Encouraging population increase as 54 nests recorded
141 hen harrier chicks have fledged in England this year – the seventh year in a row that numbers have increased – according to statistics released today by Natural England (16 September).
Hen harriers are rare and birds of prey that have become an icon for conservation and Nature recovery in England. They are beautiful, striking birds, with a wingspan of over a metre. In Spring they engage in graceful, dramatic ‘sky dancing’ courtship displays, as well a ‘throw and catch’ transfers of food between airborne birds.
The increase in hen harrier chicks successfully fledging means that 2023 is another record year, following 119 chicks recorded from nests in County Durham, Cumbria, Lancashire, Northumberland and Yorkshire in 2022. There are now more hen harriers in England since they were lost as a breeding species around 200 years ago.
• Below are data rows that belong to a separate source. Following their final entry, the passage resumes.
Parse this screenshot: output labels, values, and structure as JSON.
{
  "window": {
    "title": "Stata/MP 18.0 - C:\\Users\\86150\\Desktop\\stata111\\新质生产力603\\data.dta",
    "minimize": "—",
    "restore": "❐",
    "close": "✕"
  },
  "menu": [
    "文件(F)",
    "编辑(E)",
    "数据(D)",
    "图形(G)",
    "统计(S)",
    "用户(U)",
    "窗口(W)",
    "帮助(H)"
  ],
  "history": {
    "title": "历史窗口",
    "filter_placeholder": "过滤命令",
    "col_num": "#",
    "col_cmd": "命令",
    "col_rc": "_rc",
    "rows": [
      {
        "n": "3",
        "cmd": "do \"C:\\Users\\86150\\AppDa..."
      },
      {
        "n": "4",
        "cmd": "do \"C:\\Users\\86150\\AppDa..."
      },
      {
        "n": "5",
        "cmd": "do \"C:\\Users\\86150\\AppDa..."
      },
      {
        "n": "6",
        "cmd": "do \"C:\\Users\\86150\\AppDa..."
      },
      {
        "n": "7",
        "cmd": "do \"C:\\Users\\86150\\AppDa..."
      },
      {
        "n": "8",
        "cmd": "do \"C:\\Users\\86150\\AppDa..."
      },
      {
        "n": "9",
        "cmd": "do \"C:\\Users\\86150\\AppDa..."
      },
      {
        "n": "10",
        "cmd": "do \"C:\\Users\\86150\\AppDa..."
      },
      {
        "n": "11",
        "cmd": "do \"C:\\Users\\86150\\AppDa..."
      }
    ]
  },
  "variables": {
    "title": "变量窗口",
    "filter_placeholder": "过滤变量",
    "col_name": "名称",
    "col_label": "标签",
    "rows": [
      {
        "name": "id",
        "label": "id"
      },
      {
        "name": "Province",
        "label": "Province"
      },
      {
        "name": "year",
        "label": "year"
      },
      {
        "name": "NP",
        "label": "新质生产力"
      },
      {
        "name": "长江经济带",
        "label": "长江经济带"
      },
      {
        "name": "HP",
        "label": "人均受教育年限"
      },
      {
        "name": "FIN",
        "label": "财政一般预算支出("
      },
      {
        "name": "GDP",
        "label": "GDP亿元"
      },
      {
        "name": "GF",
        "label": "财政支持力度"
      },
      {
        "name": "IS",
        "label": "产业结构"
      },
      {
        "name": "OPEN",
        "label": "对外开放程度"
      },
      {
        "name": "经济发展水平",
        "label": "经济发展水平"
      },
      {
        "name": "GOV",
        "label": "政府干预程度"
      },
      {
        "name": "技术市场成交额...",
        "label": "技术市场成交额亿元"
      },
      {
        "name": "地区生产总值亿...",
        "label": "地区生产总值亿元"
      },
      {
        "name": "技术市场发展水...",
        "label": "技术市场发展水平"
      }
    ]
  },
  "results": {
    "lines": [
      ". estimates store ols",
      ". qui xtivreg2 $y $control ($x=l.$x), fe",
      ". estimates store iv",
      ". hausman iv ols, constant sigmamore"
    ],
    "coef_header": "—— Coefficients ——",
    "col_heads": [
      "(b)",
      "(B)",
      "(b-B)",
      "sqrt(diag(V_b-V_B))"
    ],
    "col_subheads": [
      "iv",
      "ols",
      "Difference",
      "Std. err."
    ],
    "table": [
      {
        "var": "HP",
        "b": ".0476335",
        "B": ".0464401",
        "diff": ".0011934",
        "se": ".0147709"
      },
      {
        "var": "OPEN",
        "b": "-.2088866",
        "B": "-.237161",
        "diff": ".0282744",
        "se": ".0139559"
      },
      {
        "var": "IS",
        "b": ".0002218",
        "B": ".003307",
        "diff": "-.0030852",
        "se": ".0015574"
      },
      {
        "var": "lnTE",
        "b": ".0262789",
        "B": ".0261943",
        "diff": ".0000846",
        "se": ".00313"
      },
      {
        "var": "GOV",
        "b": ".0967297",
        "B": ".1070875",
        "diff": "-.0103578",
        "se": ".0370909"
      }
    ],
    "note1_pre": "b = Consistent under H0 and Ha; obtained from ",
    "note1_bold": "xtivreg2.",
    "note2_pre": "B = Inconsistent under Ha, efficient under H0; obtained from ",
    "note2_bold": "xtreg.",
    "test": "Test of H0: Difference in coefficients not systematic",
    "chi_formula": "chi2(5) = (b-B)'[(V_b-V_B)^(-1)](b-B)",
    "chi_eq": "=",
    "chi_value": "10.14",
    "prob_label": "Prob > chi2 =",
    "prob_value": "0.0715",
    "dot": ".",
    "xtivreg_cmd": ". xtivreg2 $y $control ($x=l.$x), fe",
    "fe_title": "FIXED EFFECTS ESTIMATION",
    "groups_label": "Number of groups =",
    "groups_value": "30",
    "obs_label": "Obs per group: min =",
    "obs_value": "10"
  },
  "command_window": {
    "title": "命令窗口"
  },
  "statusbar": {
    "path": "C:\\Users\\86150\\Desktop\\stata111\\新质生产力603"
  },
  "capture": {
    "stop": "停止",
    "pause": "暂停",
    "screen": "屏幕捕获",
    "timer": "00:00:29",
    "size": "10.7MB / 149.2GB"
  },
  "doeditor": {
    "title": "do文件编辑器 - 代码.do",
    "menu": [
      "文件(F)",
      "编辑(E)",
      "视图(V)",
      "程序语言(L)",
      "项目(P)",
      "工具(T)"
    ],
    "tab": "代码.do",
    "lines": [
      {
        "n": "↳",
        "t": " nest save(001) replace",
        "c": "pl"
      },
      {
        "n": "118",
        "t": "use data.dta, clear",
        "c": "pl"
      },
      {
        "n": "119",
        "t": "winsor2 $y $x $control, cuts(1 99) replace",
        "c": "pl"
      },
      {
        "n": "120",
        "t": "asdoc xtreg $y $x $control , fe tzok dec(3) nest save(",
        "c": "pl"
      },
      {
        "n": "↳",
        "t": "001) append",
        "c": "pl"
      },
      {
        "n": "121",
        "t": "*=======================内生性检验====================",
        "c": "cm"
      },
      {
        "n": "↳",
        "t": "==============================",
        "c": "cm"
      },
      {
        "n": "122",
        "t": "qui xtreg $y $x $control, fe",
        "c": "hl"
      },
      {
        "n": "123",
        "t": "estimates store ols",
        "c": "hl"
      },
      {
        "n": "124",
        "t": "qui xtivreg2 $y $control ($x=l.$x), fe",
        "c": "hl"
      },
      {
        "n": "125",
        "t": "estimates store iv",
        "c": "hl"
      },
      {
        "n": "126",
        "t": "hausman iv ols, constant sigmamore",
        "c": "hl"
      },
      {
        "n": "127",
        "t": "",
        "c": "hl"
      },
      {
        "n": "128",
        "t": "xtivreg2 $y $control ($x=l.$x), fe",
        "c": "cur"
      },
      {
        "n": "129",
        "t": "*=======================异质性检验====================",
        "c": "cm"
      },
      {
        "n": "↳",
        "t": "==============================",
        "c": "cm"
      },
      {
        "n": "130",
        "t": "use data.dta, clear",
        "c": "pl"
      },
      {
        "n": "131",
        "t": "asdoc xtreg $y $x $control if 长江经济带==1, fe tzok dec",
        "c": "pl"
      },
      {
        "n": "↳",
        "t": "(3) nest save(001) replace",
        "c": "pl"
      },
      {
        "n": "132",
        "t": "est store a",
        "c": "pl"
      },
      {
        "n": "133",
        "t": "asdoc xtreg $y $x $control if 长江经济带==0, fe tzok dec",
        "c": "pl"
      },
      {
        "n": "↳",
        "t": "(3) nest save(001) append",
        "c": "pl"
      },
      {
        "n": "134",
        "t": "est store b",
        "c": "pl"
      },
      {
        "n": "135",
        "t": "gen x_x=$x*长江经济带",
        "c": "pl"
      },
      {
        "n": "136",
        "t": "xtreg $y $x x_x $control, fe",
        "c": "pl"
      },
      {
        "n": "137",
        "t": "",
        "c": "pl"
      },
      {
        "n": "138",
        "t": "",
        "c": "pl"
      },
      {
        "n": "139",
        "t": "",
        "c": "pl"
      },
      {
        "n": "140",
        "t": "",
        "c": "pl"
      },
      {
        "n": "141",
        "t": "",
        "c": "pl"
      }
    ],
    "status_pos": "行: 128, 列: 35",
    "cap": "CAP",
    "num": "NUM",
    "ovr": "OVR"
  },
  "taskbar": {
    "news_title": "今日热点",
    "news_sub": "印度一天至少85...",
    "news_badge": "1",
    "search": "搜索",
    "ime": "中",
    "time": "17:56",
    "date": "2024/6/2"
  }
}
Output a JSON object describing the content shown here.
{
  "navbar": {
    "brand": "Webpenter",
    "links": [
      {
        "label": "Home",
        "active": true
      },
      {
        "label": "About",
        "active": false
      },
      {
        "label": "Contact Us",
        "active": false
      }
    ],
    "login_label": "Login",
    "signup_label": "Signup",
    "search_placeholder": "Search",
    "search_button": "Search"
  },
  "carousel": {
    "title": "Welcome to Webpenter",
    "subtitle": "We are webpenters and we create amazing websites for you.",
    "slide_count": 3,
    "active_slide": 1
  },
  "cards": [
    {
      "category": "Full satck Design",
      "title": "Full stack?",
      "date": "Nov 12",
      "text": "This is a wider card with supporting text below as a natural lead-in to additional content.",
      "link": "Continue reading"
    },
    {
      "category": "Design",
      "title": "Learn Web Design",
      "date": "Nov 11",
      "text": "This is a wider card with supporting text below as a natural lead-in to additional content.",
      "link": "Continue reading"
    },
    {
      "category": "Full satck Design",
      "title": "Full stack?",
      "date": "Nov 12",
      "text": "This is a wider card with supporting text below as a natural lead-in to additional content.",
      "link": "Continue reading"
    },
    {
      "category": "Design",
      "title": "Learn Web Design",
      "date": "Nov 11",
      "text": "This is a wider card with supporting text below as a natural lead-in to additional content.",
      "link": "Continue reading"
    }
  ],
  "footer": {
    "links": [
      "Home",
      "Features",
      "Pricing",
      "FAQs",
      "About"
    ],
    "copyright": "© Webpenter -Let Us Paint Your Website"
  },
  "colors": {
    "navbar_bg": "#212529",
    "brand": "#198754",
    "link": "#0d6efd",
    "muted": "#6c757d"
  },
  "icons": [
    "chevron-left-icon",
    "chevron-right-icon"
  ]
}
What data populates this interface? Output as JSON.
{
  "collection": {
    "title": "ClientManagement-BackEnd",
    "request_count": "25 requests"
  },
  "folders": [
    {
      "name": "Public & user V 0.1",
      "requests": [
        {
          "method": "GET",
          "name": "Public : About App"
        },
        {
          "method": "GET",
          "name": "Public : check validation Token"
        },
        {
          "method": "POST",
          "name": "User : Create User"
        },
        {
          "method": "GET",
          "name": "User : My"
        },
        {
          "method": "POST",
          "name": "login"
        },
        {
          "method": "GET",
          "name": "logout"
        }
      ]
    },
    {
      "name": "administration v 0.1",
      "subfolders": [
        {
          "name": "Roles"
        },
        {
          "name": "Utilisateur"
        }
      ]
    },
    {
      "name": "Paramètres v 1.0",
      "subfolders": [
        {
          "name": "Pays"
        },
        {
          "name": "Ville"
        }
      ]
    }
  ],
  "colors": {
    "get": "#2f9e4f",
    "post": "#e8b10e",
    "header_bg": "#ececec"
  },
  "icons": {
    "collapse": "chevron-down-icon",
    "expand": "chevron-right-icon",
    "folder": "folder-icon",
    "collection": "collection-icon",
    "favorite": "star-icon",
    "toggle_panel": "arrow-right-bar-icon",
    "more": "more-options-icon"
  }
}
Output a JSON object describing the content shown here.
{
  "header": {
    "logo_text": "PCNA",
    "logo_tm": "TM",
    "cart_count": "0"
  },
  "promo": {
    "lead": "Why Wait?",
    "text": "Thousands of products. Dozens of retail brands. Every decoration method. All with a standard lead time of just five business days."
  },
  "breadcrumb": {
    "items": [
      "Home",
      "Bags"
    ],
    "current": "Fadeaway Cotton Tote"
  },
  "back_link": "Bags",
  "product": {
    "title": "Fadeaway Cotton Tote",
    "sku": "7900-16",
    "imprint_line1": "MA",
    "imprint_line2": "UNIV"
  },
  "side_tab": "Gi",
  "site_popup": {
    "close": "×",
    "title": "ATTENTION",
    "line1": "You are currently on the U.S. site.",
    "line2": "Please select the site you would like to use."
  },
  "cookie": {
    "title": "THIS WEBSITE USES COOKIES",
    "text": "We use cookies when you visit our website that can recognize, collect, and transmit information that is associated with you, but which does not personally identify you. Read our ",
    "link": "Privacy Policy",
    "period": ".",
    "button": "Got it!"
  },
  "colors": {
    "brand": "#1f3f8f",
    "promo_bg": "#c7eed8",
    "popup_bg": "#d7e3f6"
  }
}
Hen harriers were driven to extinction across mainland Britain during the 19th century as the result of illegal persecution and disturbance, only beginning to recolonise during the 1960’s. Just a decade ago there were no hen harriers nesting successfully in England.
Natural England Chair Tony Juniper said: “The continuing year on year increase in the number of hen harriers fledging from English nests is fantastic to see, and shows how through partnership work it is possible to reverse Nature’s decline, even in the most challenging of circumstances. The encouraging numbers we see again this year are testament to the volunteers, landowners and partner organisations who have worked so hard to support and monitor these birds.”
Posted On: 18/09/2023